Bank lending determinants, Basel regulation; CAR;, Nonlinearity; forward-looking bank behavior; Murabaha

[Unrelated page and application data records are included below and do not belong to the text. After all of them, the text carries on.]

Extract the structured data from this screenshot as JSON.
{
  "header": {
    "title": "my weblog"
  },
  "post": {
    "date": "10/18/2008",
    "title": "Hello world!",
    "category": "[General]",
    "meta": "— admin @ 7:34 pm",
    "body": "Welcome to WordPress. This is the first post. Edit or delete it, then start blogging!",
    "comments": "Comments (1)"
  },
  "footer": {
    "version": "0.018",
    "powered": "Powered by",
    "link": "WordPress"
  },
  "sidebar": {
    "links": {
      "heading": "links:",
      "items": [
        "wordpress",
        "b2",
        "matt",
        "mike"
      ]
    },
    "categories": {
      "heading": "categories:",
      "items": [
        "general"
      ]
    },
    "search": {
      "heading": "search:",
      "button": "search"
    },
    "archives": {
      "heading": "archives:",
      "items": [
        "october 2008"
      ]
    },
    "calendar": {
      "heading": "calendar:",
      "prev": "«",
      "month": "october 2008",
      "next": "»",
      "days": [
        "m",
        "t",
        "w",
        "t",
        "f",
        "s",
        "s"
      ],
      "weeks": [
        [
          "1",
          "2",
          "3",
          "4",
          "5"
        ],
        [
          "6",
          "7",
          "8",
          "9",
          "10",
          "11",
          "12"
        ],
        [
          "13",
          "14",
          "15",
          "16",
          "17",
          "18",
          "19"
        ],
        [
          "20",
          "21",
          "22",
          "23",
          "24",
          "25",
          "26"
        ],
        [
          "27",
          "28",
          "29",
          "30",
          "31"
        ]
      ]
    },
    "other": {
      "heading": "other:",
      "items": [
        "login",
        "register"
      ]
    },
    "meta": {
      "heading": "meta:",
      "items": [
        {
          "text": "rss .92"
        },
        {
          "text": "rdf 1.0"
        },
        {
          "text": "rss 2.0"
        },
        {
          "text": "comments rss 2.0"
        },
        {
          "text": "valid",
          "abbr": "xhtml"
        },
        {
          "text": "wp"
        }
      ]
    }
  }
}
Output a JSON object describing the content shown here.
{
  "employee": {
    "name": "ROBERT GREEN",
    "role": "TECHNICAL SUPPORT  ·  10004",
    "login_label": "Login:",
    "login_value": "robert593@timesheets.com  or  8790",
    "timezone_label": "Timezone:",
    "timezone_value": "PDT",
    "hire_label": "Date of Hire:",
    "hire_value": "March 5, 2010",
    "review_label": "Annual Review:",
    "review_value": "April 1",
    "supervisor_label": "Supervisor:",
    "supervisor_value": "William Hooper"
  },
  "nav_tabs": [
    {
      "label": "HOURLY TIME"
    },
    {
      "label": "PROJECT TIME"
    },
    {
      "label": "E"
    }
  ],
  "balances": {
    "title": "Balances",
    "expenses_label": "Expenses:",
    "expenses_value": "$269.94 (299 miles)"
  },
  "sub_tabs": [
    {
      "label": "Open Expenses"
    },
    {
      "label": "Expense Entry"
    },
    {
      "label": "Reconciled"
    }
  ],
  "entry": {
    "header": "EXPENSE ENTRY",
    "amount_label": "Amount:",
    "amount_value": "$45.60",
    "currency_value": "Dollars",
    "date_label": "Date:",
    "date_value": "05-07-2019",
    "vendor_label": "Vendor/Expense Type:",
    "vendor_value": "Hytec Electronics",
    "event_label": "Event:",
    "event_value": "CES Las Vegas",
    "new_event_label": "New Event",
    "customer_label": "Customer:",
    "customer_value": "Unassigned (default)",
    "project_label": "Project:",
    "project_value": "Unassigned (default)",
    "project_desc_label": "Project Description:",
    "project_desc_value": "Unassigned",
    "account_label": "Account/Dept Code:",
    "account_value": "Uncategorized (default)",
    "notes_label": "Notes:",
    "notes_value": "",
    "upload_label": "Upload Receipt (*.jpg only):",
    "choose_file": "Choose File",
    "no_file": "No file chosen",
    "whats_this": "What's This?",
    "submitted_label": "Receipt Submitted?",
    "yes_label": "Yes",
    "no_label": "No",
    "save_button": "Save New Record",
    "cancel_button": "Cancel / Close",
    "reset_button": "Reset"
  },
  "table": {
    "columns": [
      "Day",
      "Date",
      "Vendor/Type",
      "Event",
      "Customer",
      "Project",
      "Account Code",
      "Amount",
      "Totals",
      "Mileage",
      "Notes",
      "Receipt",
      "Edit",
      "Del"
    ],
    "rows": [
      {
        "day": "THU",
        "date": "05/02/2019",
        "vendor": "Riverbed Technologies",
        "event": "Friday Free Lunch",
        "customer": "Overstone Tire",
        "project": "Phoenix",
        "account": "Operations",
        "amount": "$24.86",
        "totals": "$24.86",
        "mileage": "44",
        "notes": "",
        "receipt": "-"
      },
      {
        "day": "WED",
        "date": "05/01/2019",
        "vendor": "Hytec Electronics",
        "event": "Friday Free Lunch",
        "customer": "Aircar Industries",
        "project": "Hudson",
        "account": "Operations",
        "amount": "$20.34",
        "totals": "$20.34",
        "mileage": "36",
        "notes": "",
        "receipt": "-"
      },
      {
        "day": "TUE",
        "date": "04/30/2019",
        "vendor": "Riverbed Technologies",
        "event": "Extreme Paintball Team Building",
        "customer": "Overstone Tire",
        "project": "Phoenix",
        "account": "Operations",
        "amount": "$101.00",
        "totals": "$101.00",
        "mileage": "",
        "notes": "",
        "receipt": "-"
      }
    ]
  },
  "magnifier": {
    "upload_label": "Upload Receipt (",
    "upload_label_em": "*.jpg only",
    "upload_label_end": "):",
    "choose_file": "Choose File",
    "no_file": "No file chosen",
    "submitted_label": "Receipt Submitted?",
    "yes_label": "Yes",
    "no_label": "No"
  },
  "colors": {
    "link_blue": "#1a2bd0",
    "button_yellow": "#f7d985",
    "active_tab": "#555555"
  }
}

Banks are a major instrument of monetary policy transmission. There is limited evidence on how growth in Islamic finance and banking has impacted monetary policy transmission with mixed banking systems. Moreover, the presence of the bank capital channel in Islamic banks has yet to be tested in literature. This paper is an empirical study carried out to test for the existence of bank capital monetary policy channel in mixed banking systems with Islamic and conventional commercial banks. It fills the gap by studying lending functions of both types of banks and their response to capital changes to uncover the existence of a capital channel of monetary policy transmission. Generalized method of moments (GMM) estimation is used on an unbalanced panel 12 years data of 25 countries from Asia, Middle East and Africa that have both Islamic and conventional banking to estimate a quadratic model. Empirical evidence shows that bank capital causes the nonlinearity in the lending function. The analysis validates that the forward-looking behavior of banks results in the cutting down of the amount of lending that the bank is doing when the capital falls to a certain level close to the regulatory requirements. The paper finds evidence that Islamic bank lending follows the same functional form as conventional banks; however, they differ from traditional commercial banking counterparts considerably in the degree of nonlinearity. The study contributes to banking literature by empirically testing the shape of the lending function of Islamic and conventional banks to test transmission of monetary policy in the two systems.




How to Cite

Mohammad, K. U. (2020). The Bank Capital Channel of Monetary Policy: Evidence from Countries with mixed Banking Systems. International Journal of Islamic Economics and Governance, 1(2), 63–75. Retrieved from